BT has put its cable-making arm up for sale in a sign of efforts to simplify and focus its business following a string of disasters.
It is understood that the investment bank Greenhill is handling a sale of BT Cables, a Manchester-based unit within BT Wholesale which supplies the company’s network subsidiary Openreach with fibre-optic and copper cables.
BT Cables also supplies connections used in the rail network for signalling, as well as customers around the world.
The business became part of BT only in 2012 when the telecoms giant bought it from administrators to ensure it could continue to acquire new cable to carry out superfast broadband upgrades.
B3 Industries, its previous owner, had collapsed with debts of more than £30m.
The financial picture has improved under BT. Sales have more than doubled since 2012 to more than £50m and BT Cables last year reported a profit of £4m.
According to City sources Greenhill has been touting BT Cables’ success to potential private equity buyers.
The sale is not financially significant to BT but is a signal of the company’s determination to focus more on its main businesses.
Last year the company was blindsided by a massive accounting fraud in its Italian business.
The scandal prompted a major internal review that is this year expected to lead to a string of asset disposals. BT is also looking at mergers of business units.
As well as BT Cables, the company is expected to offload overseas networks this year as it shifts its telecoms services for international corporate customers onto the internet. Some assets, such as BT Italia, may be offloaded for a nominal fee.
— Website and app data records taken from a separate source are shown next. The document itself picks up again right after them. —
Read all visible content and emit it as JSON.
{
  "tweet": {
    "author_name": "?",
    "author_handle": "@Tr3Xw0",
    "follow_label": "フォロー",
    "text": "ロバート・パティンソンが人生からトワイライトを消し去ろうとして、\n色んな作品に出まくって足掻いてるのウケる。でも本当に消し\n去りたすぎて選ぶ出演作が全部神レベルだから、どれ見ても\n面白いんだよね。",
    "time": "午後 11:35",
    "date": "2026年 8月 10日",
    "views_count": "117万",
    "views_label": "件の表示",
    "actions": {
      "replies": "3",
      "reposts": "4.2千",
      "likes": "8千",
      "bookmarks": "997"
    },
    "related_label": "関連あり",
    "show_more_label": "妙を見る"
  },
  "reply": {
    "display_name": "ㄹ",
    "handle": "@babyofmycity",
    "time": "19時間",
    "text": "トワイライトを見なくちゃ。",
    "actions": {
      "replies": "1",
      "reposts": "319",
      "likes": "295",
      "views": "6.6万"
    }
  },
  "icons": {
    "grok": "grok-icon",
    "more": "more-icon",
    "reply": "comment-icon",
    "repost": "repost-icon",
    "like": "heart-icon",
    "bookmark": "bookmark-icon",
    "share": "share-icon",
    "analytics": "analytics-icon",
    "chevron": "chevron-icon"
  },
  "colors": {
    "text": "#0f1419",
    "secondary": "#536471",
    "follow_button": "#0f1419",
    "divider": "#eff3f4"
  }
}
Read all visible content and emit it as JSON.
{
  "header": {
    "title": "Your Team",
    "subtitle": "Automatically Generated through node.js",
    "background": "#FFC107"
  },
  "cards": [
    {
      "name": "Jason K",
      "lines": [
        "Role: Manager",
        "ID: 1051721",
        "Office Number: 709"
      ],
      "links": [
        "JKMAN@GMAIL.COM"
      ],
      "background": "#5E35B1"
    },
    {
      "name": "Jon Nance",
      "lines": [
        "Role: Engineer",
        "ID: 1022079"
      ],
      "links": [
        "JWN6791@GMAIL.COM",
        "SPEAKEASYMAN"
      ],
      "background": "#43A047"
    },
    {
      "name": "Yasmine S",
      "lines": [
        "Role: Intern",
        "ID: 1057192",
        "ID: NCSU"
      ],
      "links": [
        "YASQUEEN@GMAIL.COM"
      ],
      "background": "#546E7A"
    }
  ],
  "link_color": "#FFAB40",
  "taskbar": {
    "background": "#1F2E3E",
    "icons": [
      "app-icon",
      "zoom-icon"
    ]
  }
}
Other more valuable businesses such as BT’s Latin America unit could attract large prices if the company is able to disentangle them from complex international contracts.
A BT spokesman declined to comment.